House Majority Leader Rick Staton [...] said he was unaware of the substance of the amendment until asked about it by The Associated Press Monday evening.

In other words, Staton is incompetent and doesn't even read the laws that he is partly responsible for making. Laws that he was elected and paid to make.

The title, by the way, is what a friend allegedly said to the highway patrol officer who pulled him over.

Friday, April 8, 2005

Zero to Sixty!

Mabel got me a surprise gift today. She found three decks of Super Trump cards: Formula One, Sailing Ships, and Space Rockets. That sure brought back memories of grade school. Some of the cards sported the USSR hammer and sickle flag, and the decks were made in "West Germany".

Boy, that was a long time ago.

Thursday, April 7, 2005

On Losing

If you read Slashdot, then you might have known that the US did not place in the 29th ACM International Programming Contest. Far lesser known would be the fact that Ateneo defeated my alma mater UP in two programming contests organized by the latter.

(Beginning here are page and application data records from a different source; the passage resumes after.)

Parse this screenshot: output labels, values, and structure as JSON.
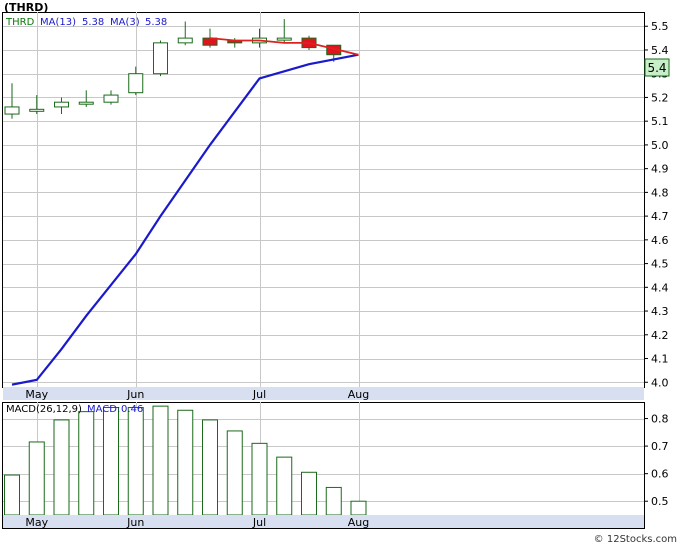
{
  "header": {
    "title": "(THRD)"
  },
  "watermark": "© 12Stocks.com",
  "colors": {
    "ma_long": "#1a1acc",
    "ma_short": "#e02020",
    "candle_up_fill": "#ffffff",
    "candle_down_fill": "#e0141e",
    "candle_outline": "#1a6a1a",
    "macd_bar": "#1a6a1a",
    "grid": "#c8c8c8",
    "frame": "#000000",
    "date_bar": "#d8dff0",
    "legend_text": "#0a7a0a",
    "legend_text_blue": "#1a1acc",
    "last_price_bg": "#c8f0c8"
  },
  "chart_data": [
    {
      "type": "candlestick",
      "name": "price-panel",
      "legend": [
        {
          "label": "THRD",
          "value": ""
        },
        {
          "label": "MA(13)",
          "value": "5.38"
        },
        {
          "label": "MA(3)",
          "value": "5.38"
        }
      ],
      "x_tick_labels": [
        "May",
        "Jun",
        "Jul",
        "Aug"
      ],
      "x_tick_index": [
        1,
        5,
        10,
        14
      ],
      "y_ticks": [
        4.0,
        4.1,
        4.2,
        4.3,
        4.4,
        4.5,
        4.6,
        4.7,
        4.8,
        4.9,
        5.0,
        5.1,
        5.2,
        5.3,
        5.4,
        5.5
      ],
      "y_tick_labels": [
        "4.0",
        "4.1",
        "4.2",
        "4.3",
        "4.4",
        "4.5",
        "4.6",
        "4.7",
        "4.8",
        "4.9",
        "5.0",
        "5.1",
        "5.2",
        "5.3",
        "5.4",
        "5.5"
      ],
      "ylim": [
        3.98,
        5.56
      ],
      "last_price_label": "5.4",
      "grid": true,
      "candles": [
        {
          "o": 5.13,
          "h": 5.26,
          "l": 5.11,
          "c": 5.16,
          "dir": "up"
        },
        {
          "o": 5.15,
          "h": 5.21,
          "l": 5.13,
          "c": 5.15,
          "dir": "up"
        },
        {
          "o": 5.16,
          "h": 5.2,
          "l": 5.13,
          "c": 5.18,
          "dir": "up"
        },
        {
          "o": 5.18,
          "h": 5.23,
          "l": 5.16,
          "c": 5.18,
          "dir": "up"
        },
        {
          "o": 5.18,
          "h": 5.23,
          "l": 5.17,
          "c": 5.21,
          "dir": "up"
        },
        {
          "o": 5.22,
          "h": 5.33,
          "l": 5.21,
          "c": 5.3,
          "dir": "up"
        },
        {
          "o": 5.3,
          "h": 5.44,
          "l": 5.29,
          "c": 5.43,
          "dir": "up"
        },
        {
          "o": 5.43,
          "h": 5.52,
          "l": 5.42,
          "c": 5.45,
          "dir": "up"
        },
        {
          "o": 5.45,
          "h": 5.49,
          "l": 5.41,
          "c": 5.42,
          "dir": "down"
        },
        {
          "o": 5.44,
          "h": 5.45,
          "l": 5.41,
          "c": 5.43,
          "dir": "down"
        },
        {
          "o": 5.43,
          "h": 5.49,
          "l": 5.41,
          "c": 5.45,
          "dir": "up"
        },
        {
          "o": 5.45,
          "h": 5.53,
          "l": 5.43,
          "c": 5.45,
          "dir": "up"
        },
        {
          "o": 5.45,
          "h": 5.46,
          "l": 5.4,
          "c": 5.41,
          "dir": "down"
        },
        {
          "o": 5.42,
          "h": 5.42,
          "l": 5.35,
          "c": 5.38,
          "dir": "down"
        }
      ],
      "ma_long": {
        "name": "MA(13)",
        "values": [
          3.99,
          4.01,
          4.14,
          4.28,
          4.41,
          4.54,
          4.7,
          4.85,
          5.0,
          5.14,
          5.28,
          5.31,
          5.34,
          5.36,
          5.38
        ]
      },
      "ma_long_x_index": [
        0,
        1,
        2,
        3,
        4,
        5,
        6,
        7,
        8,
        9,
        10,
        11,
        12,
        13,
        14
      ],
      "ma_short": {
        "name": "MA(3)",
        "values": [
          5.45,
          5.44,
          5.44,
          5.43,
          5.43,
          5.38
        ]
      },
      "ma_short_x_index": [
        8,
        9,
        10,
        11,
        12,
        14
      ]
    },
    {
      "type": "bar",
      "name": "macd-panel",
      "legend": [
        {
          "label": "MACD(26,12,9)",
          "value": ""
        },
        {
          "label": "MACD:",
          "value": "0.46"
        }
      ],
      "x_tick_labels": [
        "May",
        "Jun",
        "Jul",
        "Aug"
      ],
      "x_tick_index": [
        1,
        5,
        10,
        14
      ],
      "y_ticks": [
        0.5,
        0.6,
        0.7,
        0.8
      ],
      "y_tick_labels": [
        "0.5",
        "0.6",
        "0.7",
        "0.8"
      ],
      "ylim": [
        0.45,
        0.86
      ],
      "values": [
        0.595,
        0.715,
        0.795,
        0.825,
        0.84,
        0.84,
        0.845,
        0.83,
        0.795,
        0.755,
        0.71,
        0.66,
        0.605,
        0.55,
        0.5
      ]
    }
  ]
}
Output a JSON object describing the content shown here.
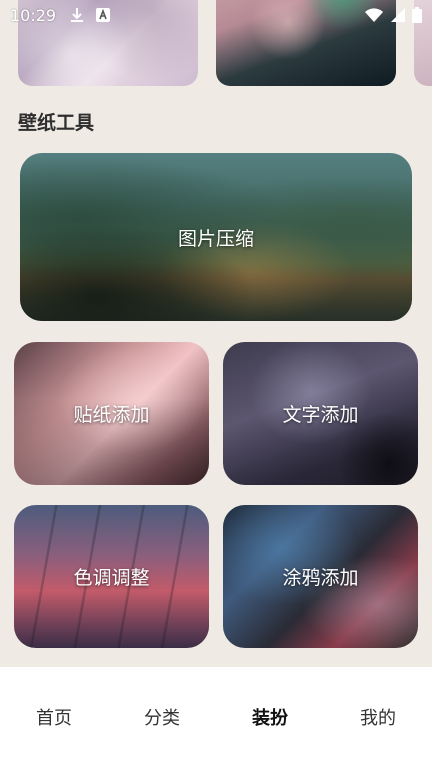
{
  "status_bar": {
    "time": "10:29",
    "icons": [
      "download-icon",
      "a-icon",
      "wifi-icon",
      "signal-icon",
      "battery-icon"
    ]
  },
  "section": {
    "title": "壁纸工具"
  },
  "tools": [
    {
      "label": "图片压缩"
    },
    {
      "label": "贴纸添加"
    },
    {
      "label": "文字添加"
    },
    {
      "label": "色调调整"
    },
    {
      "label": "涂鸦添加"
    }
  ],
  "bottom_nav": {
    "items": [
      {
        "label": "首页"
      },
      {
        "label": "分类"
      },
      {
        "label": "装扮"
      },
      {
        "label": "我的"
      }
    ],
    "active": "装扮"
  },
  "colors": {
    "background": "#efebe4",
    "nav_background": "#ffffff",
    "text": "#2e2e2e"
  }
}
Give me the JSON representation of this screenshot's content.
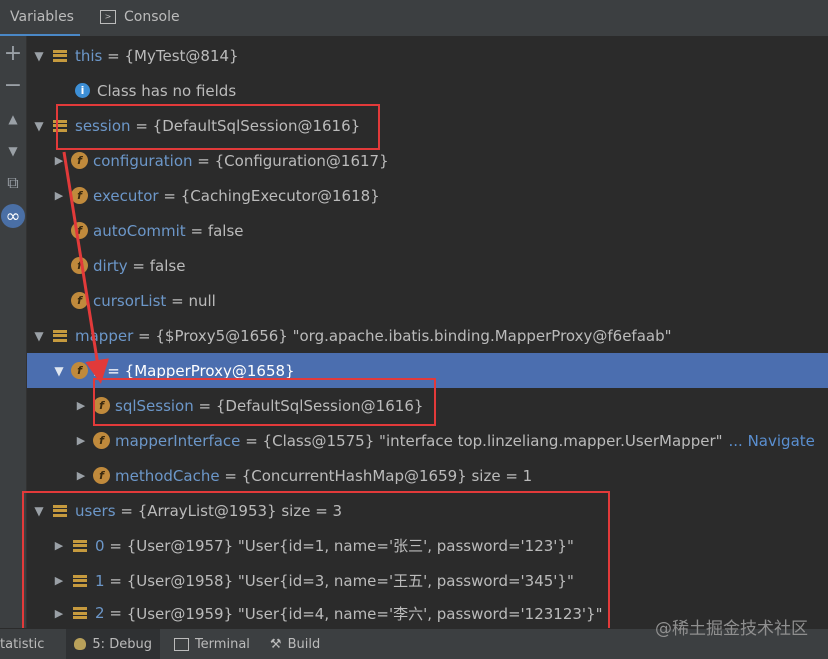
{
  "tabs": {
    "variables": "Variables",
    "console": "Console"
  },
  "toolstrip": {
    "add": "+",
    "remove": "−",
    "up": "▲",
    "down": "▼",
    "copy": "⧉",
    "watch": "∞"
  },
  "rows": [
    {
      "name": "this",
      "value": "{MyTest@814}"
    },
    {
      "text": "Class has no fields"
    },
    {
      "name": "session",
      "value": "{DefaultSqlSession@1616}"
    },
    {
      "name": "configuration",
      "value": "{Configuration@1617}"
    },
    {
      "name": "executor",
      "value": "{CachingExecutor@1618}"
    },
    {
      "name": "autoCommit",
      "value": "false"
    },
    {
      "name": "dirty",
      "value": "false"
    },
    {
      "name": "cursorList",
      "value": "null"
    },
    {
      "name": "mapper",
      "value": "{$Proxy5@1656} \"org.apache.ibatis.binding.MapperProxy@f6efaab\""
    },
    {
      "name": "h",
      "value": "{MapperProxy@1658}"
    },
    {
      "name": "sqlSession",
      "value": "{DefaultSqlSession@1616}"
    },
    {
      "name": "mapperInterface",
      "value": "{Class@1575} \"interface top.linzeliang.mapper.UserMapper\"",
      "link": "... Navigate"
    },
    {
      "name": "methodCache",
      "value": "{ConcurrentHashMap@1659}  size = 1"
    },
    {
      "name": "users",
      "value": "{ArrayList@1953}  size = 3"
    },
    {
      "name": "0",
      "value": "{User@1957} \"User{id=1, name='张三', password='123'}\""
    },
    {
      "name": "1",
      "value": "{User@1958} \"User{id=3, name='王五', password='345'}\""
    },
    {
      "name": "2",
      "value": "{User@1959} \"User{id=4, name='李六', password='123123'}\""
    }
  ],
  "eq": "=",
  "icon_letter": "f",
  "info_letter": "i",
  "statusbar": {
    "statistic": "tatistic",
    "debug": "5: Debug",
    "terminal": "Terminal",
    "build": "Build"
  },
  "watermark": "@稀土掘金技术社区",
  "colors": {
    "highlight": "#e23a3a",
    "selected_row": "#4b6eaf",
    "var_name": "#6c97c9"
  }
}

Taken by itself, defeat in programming contests is not indicative of the quality of education at all. In the real world, programs are "judged" mainly by how well they respond to market needs (even free software have markets). To be responsive to changing needs, the software must be built on a solid architecture, and be easily maintainable even by people who are not the original authors. Having joined my share of programming contests, I find it safe to say that the artificial environment does not encourage good programming. Generally speaking, you want to submit the minimally capable program in the absolute fastest time. Requirements can be expected to never change, and the essence of time is amplified far beyond the normal "first to market" pressures in industry. Some contests even spare you from error-checking by promising to only test your submissions with valid input.

But there's nothing funny about losing. If you choose to join a contest, you join to win. A contest that you can be bothered to participate in is never entirely pointless, particularly when you lose it. Moreoever, while defeat doesn't necessarily tell you that they are better, it should conclusively tell you that they are at least not far behind. Accept the results with as much grace as you can muster, but get right back on the treadmill or the defeat will become both real and permanent.